■ What the exercise asks
Find the word "power" in the records and copy every line where it occurs.

======== Data records

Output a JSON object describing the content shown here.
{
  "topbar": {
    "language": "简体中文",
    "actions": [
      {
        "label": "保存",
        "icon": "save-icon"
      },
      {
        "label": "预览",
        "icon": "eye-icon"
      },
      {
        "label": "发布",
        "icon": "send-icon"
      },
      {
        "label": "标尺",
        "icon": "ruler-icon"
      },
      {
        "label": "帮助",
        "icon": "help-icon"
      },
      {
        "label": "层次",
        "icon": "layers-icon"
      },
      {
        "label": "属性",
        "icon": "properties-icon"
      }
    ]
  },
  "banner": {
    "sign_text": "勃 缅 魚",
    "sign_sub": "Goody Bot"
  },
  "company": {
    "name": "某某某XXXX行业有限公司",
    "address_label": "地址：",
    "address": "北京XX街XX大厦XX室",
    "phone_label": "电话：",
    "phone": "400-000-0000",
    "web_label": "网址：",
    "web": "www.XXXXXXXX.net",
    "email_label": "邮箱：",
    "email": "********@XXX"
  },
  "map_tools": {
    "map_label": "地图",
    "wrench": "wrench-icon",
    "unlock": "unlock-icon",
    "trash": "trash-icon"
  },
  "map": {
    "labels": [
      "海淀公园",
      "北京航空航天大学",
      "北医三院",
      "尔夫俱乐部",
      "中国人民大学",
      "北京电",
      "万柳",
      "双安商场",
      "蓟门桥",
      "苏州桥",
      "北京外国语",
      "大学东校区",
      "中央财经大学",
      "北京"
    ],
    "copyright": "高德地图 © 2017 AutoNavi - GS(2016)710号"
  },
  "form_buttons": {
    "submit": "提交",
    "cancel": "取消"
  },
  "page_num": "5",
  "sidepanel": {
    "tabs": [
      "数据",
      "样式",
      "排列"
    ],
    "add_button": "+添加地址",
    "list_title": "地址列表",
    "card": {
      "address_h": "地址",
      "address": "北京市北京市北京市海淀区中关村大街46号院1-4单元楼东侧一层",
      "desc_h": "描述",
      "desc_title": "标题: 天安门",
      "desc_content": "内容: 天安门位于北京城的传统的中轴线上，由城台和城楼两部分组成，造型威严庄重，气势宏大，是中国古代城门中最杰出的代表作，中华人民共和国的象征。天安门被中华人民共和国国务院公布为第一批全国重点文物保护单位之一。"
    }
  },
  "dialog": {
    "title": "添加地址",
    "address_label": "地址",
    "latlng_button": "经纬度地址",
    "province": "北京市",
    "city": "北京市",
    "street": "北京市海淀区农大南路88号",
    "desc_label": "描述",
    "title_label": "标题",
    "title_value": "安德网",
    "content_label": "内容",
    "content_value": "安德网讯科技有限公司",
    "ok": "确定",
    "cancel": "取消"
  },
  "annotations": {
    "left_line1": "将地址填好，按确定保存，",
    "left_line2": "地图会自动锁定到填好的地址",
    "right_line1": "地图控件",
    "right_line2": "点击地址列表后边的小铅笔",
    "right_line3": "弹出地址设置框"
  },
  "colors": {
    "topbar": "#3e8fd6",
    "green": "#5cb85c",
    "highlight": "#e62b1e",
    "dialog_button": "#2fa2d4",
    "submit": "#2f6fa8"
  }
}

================
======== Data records

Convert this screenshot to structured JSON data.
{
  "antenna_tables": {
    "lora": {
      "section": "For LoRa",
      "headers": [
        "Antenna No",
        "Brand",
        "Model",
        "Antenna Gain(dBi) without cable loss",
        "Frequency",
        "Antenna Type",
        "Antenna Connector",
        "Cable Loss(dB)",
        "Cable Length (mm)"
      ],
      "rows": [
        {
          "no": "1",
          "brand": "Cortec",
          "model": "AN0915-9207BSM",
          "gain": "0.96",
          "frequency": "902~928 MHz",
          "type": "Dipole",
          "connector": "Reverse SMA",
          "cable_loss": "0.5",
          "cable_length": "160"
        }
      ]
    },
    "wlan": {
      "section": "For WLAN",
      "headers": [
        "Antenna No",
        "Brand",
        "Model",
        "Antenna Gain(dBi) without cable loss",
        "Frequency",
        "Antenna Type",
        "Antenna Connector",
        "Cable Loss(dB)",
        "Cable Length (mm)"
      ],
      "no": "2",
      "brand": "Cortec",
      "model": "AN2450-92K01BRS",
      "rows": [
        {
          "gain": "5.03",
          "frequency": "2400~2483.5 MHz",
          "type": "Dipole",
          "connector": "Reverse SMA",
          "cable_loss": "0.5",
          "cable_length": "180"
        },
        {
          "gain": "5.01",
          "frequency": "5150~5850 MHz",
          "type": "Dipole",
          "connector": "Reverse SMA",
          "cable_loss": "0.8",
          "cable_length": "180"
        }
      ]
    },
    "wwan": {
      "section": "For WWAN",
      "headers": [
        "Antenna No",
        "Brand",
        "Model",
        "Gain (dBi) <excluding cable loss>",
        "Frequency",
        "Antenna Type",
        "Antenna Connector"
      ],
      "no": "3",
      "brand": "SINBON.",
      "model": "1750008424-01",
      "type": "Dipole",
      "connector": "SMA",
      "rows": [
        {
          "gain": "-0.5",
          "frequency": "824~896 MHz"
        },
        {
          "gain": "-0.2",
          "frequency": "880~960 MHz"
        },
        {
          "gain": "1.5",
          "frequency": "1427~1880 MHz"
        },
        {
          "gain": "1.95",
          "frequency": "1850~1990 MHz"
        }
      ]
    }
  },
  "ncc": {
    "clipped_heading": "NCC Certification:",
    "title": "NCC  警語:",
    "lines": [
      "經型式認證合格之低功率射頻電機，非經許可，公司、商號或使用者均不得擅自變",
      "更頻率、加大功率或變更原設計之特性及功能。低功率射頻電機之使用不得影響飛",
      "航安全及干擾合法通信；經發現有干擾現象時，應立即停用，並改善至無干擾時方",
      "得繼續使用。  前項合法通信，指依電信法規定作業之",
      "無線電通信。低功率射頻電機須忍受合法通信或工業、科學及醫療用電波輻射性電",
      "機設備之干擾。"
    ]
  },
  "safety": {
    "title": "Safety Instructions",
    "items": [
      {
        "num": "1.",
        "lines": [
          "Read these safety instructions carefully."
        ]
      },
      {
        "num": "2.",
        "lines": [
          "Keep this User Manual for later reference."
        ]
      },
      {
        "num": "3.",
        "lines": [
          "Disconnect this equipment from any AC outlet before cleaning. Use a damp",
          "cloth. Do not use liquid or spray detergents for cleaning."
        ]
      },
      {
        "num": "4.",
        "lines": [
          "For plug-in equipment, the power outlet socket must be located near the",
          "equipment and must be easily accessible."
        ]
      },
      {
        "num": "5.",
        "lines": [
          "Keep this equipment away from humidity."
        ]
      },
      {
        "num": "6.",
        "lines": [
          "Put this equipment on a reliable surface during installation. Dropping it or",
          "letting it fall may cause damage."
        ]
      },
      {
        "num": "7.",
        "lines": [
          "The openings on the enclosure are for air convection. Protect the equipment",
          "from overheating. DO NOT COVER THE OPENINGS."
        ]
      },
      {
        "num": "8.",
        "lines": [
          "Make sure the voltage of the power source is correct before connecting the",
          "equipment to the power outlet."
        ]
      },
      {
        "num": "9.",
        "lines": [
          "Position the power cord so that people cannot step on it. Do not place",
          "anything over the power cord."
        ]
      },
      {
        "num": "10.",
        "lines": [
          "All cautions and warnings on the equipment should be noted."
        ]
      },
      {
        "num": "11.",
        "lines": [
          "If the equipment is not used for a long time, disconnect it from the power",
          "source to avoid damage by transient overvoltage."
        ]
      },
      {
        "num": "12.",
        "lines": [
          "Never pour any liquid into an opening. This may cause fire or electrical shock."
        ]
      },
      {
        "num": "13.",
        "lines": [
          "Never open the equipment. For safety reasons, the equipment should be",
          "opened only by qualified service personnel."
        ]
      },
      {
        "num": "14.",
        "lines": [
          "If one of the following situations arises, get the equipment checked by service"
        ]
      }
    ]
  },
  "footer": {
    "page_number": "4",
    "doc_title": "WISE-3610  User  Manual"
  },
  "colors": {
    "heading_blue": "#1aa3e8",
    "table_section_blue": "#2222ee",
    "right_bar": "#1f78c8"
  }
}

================

■ Written response
          "For plug-in equipment, the power outlet socket must be located near the",
          "Make sure the voltage of the power source is correct before connecting the",
          "equipment to the power outlet."
          "Position the power cord so that people cannot step on it. Do not place",
          "anything over the power cord."
          "If the equipment is not used for a long time, disconnect it from the power",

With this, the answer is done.